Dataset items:
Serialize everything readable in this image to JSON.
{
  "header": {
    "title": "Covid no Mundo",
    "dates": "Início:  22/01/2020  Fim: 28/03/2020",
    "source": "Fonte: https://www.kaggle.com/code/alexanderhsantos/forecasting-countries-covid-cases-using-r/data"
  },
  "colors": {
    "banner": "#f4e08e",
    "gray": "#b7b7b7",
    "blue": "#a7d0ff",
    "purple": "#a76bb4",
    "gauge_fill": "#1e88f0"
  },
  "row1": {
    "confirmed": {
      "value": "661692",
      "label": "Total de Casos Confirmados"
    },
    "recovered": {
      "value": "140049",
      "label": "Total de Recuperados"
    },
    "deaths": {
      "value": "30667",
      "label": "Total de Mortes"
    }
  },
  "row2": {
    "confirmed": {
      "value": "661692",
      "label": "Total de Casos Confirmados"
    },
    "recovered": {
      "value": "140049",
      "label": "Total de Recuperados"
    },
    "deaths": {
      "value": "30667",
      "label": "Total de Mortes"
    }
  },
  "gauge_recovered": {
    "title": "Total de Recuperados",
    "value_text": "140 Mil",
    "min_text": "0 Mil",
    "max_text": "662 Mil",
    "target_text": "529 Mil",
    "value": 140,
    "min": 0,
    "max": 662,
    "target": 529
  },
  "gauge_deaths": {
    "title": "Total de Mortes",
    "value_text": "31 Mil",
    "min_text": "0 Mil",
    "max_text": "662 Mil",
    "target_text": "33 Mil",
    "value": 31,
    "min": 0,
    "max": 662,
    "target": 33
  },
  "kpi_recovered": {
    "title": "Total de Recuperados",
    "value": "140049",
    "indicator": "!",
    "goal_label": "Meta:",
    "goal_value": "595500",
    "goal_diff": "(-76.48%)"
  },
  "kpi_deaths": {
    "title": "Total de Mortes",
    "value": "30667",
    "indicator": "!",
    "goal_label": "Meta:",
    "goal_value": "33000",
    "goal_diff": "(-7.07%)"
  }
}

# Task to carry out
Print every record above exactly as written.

# Written response
Serialize everything readable in this image to JSON.
{
  "header": {
    "title": "Covid no Mundo",
    "dates": "Início:  22/01/2020  Fim: 28/03/2020",
    "source": "Fonte: https://www.kaggle.com/code/alexanderhsantos/forecasting-countries-covid-cases-using-r/data"
  },
  "colors": {
    "banner": "#f4e08e",
    "gray": "#b7b7b7",
    "blue": "#a7d0ff",
    "purple": "#a76bb4",
    "gauge_fill": "#1e88f0"
  },
  "row1": {
    "confirmed": {
      "value": "661692",
      "label": "Total de Casos Confirmados"
    },
    "recovered": {
      "value": "140049",
      "label": "Total de Recuperados"
    },
    "deaths": {
      "value": "30667",
      "label": "Total de Mortes"
    }
  },
  "row2": {
    "confirmed": {
      "value": "661692",
      "label": "Total de Casos Confirmados"
    },
    "recovered": {
      "value": "140049",
      "label": "Total de Recuperados"
    },
    "deaths": {
      "value": "30667",
      "label": "Total de Mortes"
    }
  },
  "gauge_recovered": {
    "title": "Total de Recuperados",
    "value_text": "140 Mil",
    "min_text": "0 Mil",
    "max_text": "662 Mil",
    "target_text": "529 Mil",
    "value": 140,
    "min": 0,
    "max": 662,
    "target": 529
  },
  "gauge_deaths": {
    "title": "Total de Mortes",
    "value_text": "31 Mil",
    "min_text": "0 Mil",
    "max_text": "662 Mil",
    "target_text": "33 Mil",
    "value": 31,
    "min": 0,
    "max": 662,
    "target": 33
  },
  "kpi_recovered": {
    "title": "Total de Recuperados",
    "value": "140049",
    "indicator": "!",
    "goal_label": "Meta:",
    "goal_value": "595500",
    "goal_diff": "(-76.48%)"
  },
  "kpi_deaths": {
    "title": "Total de Mortes",
    "value": "30667",
    "indicator": "!",
    "goal_label": "Meta:",
    "goal_value": "33000",
    "goal_diff": "(-7.07%)"
  }
}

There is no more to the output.